Premier Roblin would respond that most women don’t want the vote, stating quote:

“Now you forget all this nonsense about women voting. You’re a fine, smart, young woman. I can see that. And take it from me, nice women don’t want the vote.”

Thanks to events such as the mock Parliament, the 1915 Manitoba election would become a turning point in the movement in the west. The Manitoba Liberal Party promised to give women the right to vote, which gained it the support of suffragists throughout the province.

That election would see the end of Conservative rule that had lasted since 1900, with the Liberals taking 40 of 47 seats.

In December 1915, the Political Equality League of Manitoba delivered 40,000 signatures in support of women gaining the right to vote.

Premier Norris would assure the women who gave him the petition that a bill was being prepared to give women the vote in Manitoba and that he hoped to have it before the coming session of the Legislature.

The Liberal Party then made good on its promise by granting women the right to vote and hold provincial office on Jan. 28, 1916. When the final vote was done on the new law, several seats in the legislature were set aside for women to sit at. As the bill was read for a third time, the women rose in the Legislature and sang O’ Canada and then cheered the members of the Legislature. The MPs then responded with a cheer of their own for the women.

On Jan. 28, 1916, Manitoba became the first province to give women the right to vote. By this point through, McClung had moved to Edmonton. In 1921, she was elected to the Alberta Legislative Assembly as a Liberal, serving until 1926.

In 1927, along with the other members of the Famous Five, Nellie McClung argued the Persons Case, which would be decided in 1929 with the ruling by the Judicial Committee of the Privy Council that legally recognized women as persons who could therefore sit in the Senate of Canada.

McClung would continue to be a popular and accomplished author through her life and would live until 1951, passing away at the age of 77. In 1954, she would be named a Person of National Historic Significance by the government. Her home in Calgary, that she lived in from 1923 to the mid-1930s, was designated as a heritage site, as were two other homes that she lived in.

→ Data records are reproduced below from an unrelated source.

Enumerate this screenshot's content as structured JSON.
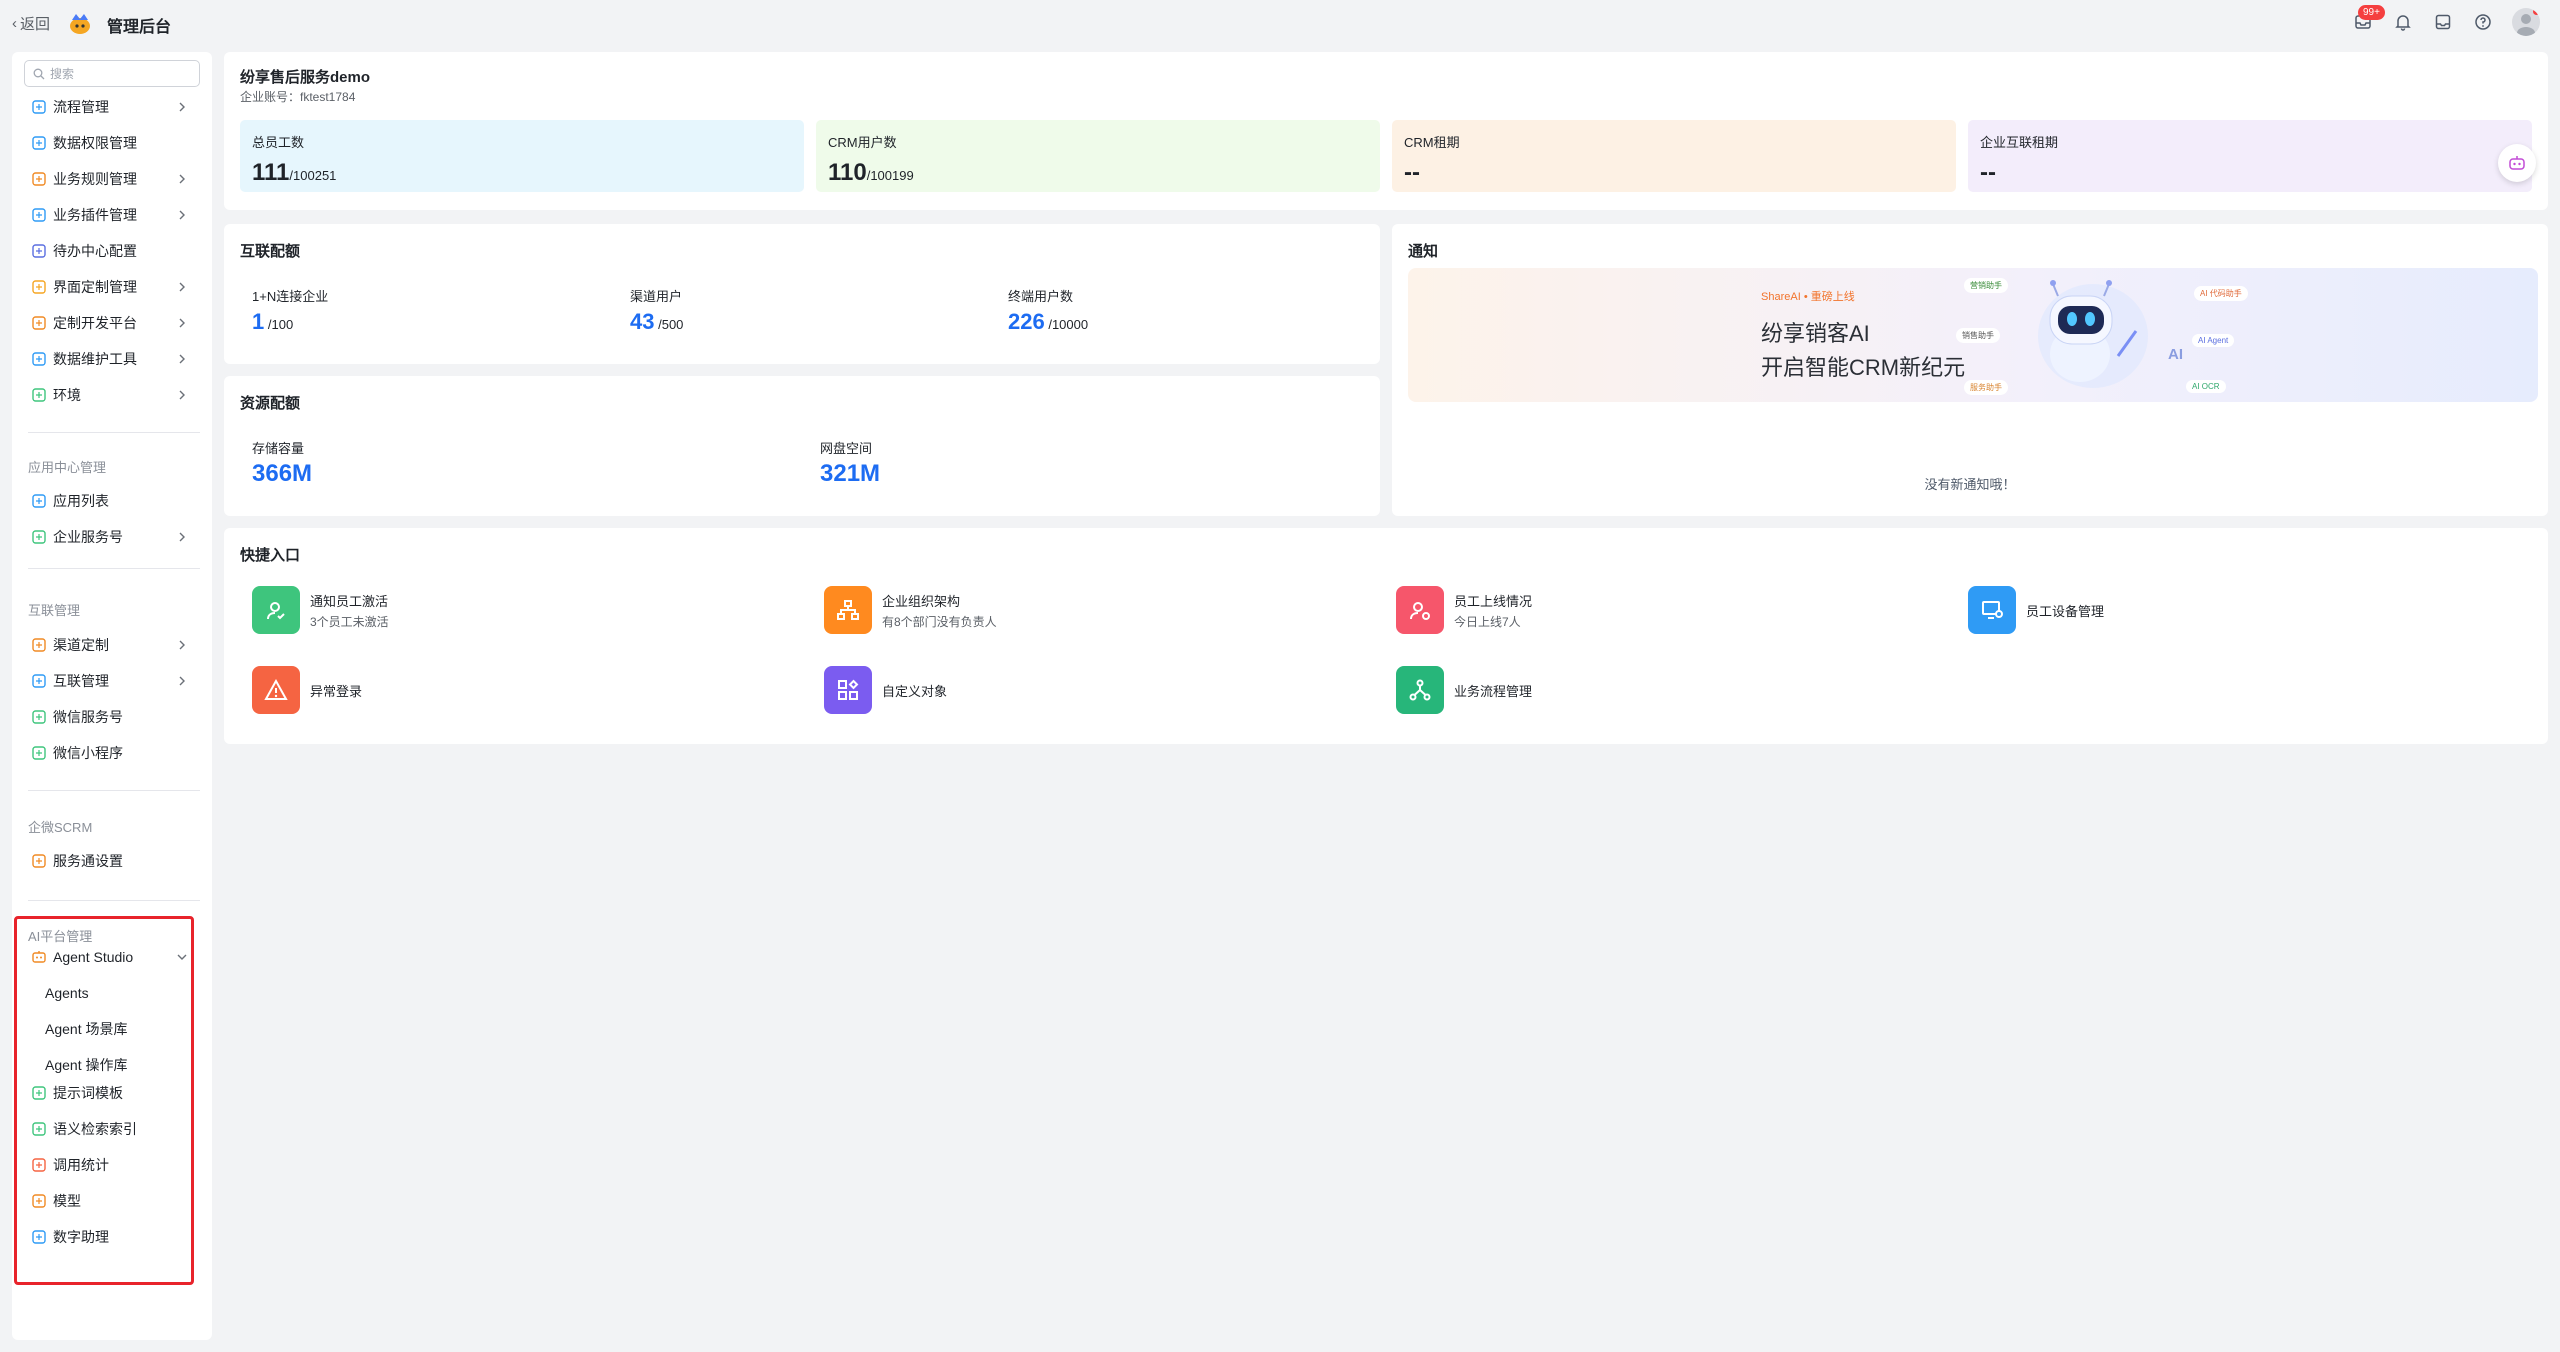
{
  "topbar": {
    "back_label": "返回",
    "title": "管理后台",
    "notification_badge": "99+"
  },
  "sidebar": {
    "search_placeholder": "搜索",
    "items_top": [
      {
        "label": "流程管理",
        "icon": "flow-icon",
        "chevron": true
      },
      {
        "label": "数据权限管理",
        "icon": "data-permission-icon",
        "chevron": false
      },
      {
        "label": "业务规则管理",
        "icon": "wrench-icon",
        "chevron": true
      },
      {
        "label": "业务插件管理",
        "icon": "plugin-icon",
        "chevron": true
      },
      {
        "label": "待办中心配置",
        "icon": "flag-icon",
        "chevron": false
      },
      {
        "label": "界面定制管理",
        "icon": "layout-icon",
        "chevron": true
      },
      {
        "label": "定制开发平台",
        "icon": "dev-icon",
        "chevron": true
      },
      {
        "label": "数据维护工具",
        "icon": "chart-icon",
        "chevron": true
      },
      {
        "label": "环境",
        "icon": "env-icon",
        "chevron": true
      }
    ],
    "app_center": {
      "label": "应用中心管理",
      "items": [
        {
          "label": "应用列表",
          "icon": "grid-icon",
          "chevron": false
        },
        {
          "label": "企业服务号",
          "icon": "service-icon",
          "chevron": true
        }
      ]
    },
    "interconnect": {
      "label": "互联管理",
      "items": [
        {
          "label": "渠道定制",
          "icon": "channel-icon",
          "chevron": true
        },
        {
          "label": "互联管理",
          "icon": "link-icon",
          "chevron": true
        },
        {
          "label": "微信服务号",
          "icon": "wechat-icon",
          "chevron": false
        },
        {
          "label": "微信小程序",
          "icon": "miniprogram-icon",
          "chevron": false
        }
      ]
    },
    "scrm": {
      "label": "企微SCRM",
      "items": [
        {
          "label": "服务通设置",
          "icon": "settings-doc-icon",
          "chevron": false
        }
      ]
    },
    "ai_platform": {
      "label": "AI平台管理",
      "agent_studio": "Agent Studio",
      "sub_items": [
        "Agents",
        "Agent 场景库",
        "Agent 操作库"
      ],
      "items": [
        {
          "label": "提示词模板",
          "icon": "template-icon"
        },
        {
          "label": "语义检索索引",
          "icon": "index-icon"
        },
        {
          "label": "调用统计",
          "icon": "stats-icon"
        },
        {
          "label": "模型",
          "icon": "model-icon"
        },
        {
          "label": "数字助理",
          "icon": "assistant-icon"
        }
      ]
    }
  },
  "corp": {
    "name": "纷享售后服务demo",
    "account": "企业账号：fktest1784"
  },
  "stats": [
    {
      "label": "总员工数",
      "value": "111",
      "total": "/100251",
      "bg": "#e6f6fd"
    },
    {
      "label": "CRM用户数",
      "value": "110",
      "total": "/100199",
      "bg": "#effbea"
    },
    {
      "label": "CRM租期",
      "value": "--",
      "total": "",
      "bg": "#fdf1e4"
    },
    {
      "label": "企业互联租期",
      "value": "--",
      "total": "",
      "bg": "#f3edfb"
    }
  ],
  "interconnect_quota": {
    "title": "互联配额",
    "items": [
      {
        "label": "1+N连接企业",
        "value": "1",
        "total": "/100"
      },
      {
        "label": "渠道用户",
        "value": "43",
        "total": "/500"
      },
      {
        "label": "终端用户数",
        "value": "226",
        "total": "/10000"
      }
    ]
  },
  "resource_quota": {
    "title": "资源配额",
    "items": [
      {
        "label": "存储容量",
        "value": "366M"
      },
      {
        "label": "网盘空间",
        "value": "321M"
      }
    ]
  },
  "notice": {
    "title": "通知",
    "banner": {
      "tag_left": "ShareAI",
      "tag_right": "重磅上线",
      "line1": "纷享销客AI",
      "line2": "开启智能CRM新纪元",
      "bubbles": [
        "营销助手",
        "销售助手",
        "服务助手",
        "AI Agent",
        "AI OCR",
        "AI 代码助手"
      ],
      "robot_label": "AI"
    },
    "empty_text": "没有新通知哦！"
  },
  "quick_entry": {
    "title": "快捷入口",
    "items": [
      {
        "title": "通知员工激活",
        "sub": "3个员工未激活",
        "color": "#3ec57d",
        "icon": "user-check-icon"
      },
      {
        "title": "企业组织架构",
        "sub": "有8个部门没有负责人",
        "color": "#ff8a1f",
        "icon": "org-chart-icon"
      },
      {
        "title": "员工上线情况",
        "sub": "今日上线7人",
        "color": "#f6566b",
        "icon": "user-online-icon"
      },
      {
        "title": "员工设备管理",
        "sub": "",
        "color": "#2f9bf5",
        "icon": "device-icon"
      },
      {
        "title": "异常登录",
        "sub": "",
        "color": "#f56442",
        "icon": "warning-icon"
      },
      {
        "title": "自定义对象",
        "sub": "",
        "color": "#7b5cf0",
        "icon": "custom-object-icon"
      },
      {
        "title": "业务流程管理",
        "sub": "",
        "color": "#27b67a",
        "icon": "workflow-icon"
      }
    ]
  }
}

On Nov. 8, Winnipeg is officially incorporated into a city. It had started out as a fur trading fort, and would eventually become one of the most important cities in Canada’s west.

On Dec. 10, 1873, Gabriel Dumont called a meeting to form a new government for the Metis settlement at St. Laurent, in what is now Saskatchewan, which was along the South Saskatchewan River. Chosen as the president of the council, Dumont and the government installed a Metis system of landholding and created a legal code. A constitution was even created by Dumont for the new government. The council also stated its loyalty to Canada and promised to disband as soon as a territorial government was created.

The year the council was created, Dumont had built his first log cabin in the area and began to state that his profession was that of a farmer.

Almost as soon as the council was created, the Canadian government began to state that it was the sole governing authority for the region. Dumont would respond that he was simply forming a local government, not trying to form an independent nation. For the most part, the government accepted this. In fact, the British Secretary for the Colonies, upon learning about the Council of St. Laurent, stated quote:

“It would be difficult to take strong exception to the acts of a community which appears to have honesty endeavored to maintain order by the best means in its power.”

This would be the beginning of a path that would lead the North West Resistance 12 years later.

It was also this year that Poundmaker was adopted by Crowfoot, the chief of the Blackfoot, which greatly increased his influence. Crowfoot had adopted Poundmaker after Crowfoot lost his son in a battle between the Cree and Blackfoot, as a means of replacing his fallen son. Crowfoot would give Poundmaker the name Wolf Thin Legs.

Information from Canadian Encyclopedia, Macleans, CBC, Wikipedia,

Liked it? Take a second to support CraigBaird on Patreon!

Leave a Reply

More from this show

Canadian History Ehx
%d bloggers like this: